Exercise description:
Output the entire listing that follows verbatim.

Supplied data:

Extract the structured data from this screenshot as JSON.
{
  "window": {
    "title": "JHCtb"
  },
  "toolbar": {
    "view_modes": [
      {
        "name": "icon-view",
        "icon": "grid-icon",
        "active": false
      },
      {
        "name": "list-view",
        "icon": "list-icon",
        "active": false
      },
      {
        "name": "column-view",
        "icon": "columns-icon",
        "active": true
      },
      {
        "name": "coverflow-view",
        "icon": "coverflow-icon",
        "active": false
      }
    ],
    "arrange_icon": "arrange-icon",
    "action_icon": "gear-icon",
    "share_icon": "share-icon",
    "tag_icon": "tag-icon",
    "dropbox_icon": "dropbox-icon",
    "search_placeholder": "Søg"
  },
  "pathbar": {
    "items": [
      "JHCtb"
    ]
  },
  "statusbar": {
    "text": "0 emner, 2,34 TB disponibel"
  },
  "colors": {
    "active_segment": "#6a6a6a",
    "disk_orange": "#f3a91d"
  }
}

Written reply:
Extract the structured data from this screenshot as JSON.
{
  "window": {
    "title": "JHCtb"
  },
  "toolbar": {
    "view_modes": [
      {
        "name": "icon-view",
        "icon": "grid-icon",
        "active": false
      },
      {
        "name": "list-view",
        "icon": "list-icon",
        "active": false
      },
      {
        "name": "column-view",
        "icon": "columns-icon",
        "active": true
      },
      {
        "name": "coverflow-view",
        "icon": "coverflow-icon",
        "active": false
      }
    ],
    "arrange_icon": "arrange-icon",
    "action_icon": "gear-icon",
    "share_icon": "share-icon",
    "tag_icon": "tag-icon",
    "dropbox_icon": "dropbox-icon",
    "search_placeholder": "Søg"
  },
  "pathbar": {
    "items": [
      "JHCtb"
    ]
  },
  "statusbar": {
    "text": "0 emner, 2,34 TB disponibel"
  },
  "colors": {
    "active_segment": "#6a6a6a",
    "disk_orange": "#f3a91d"
  }
}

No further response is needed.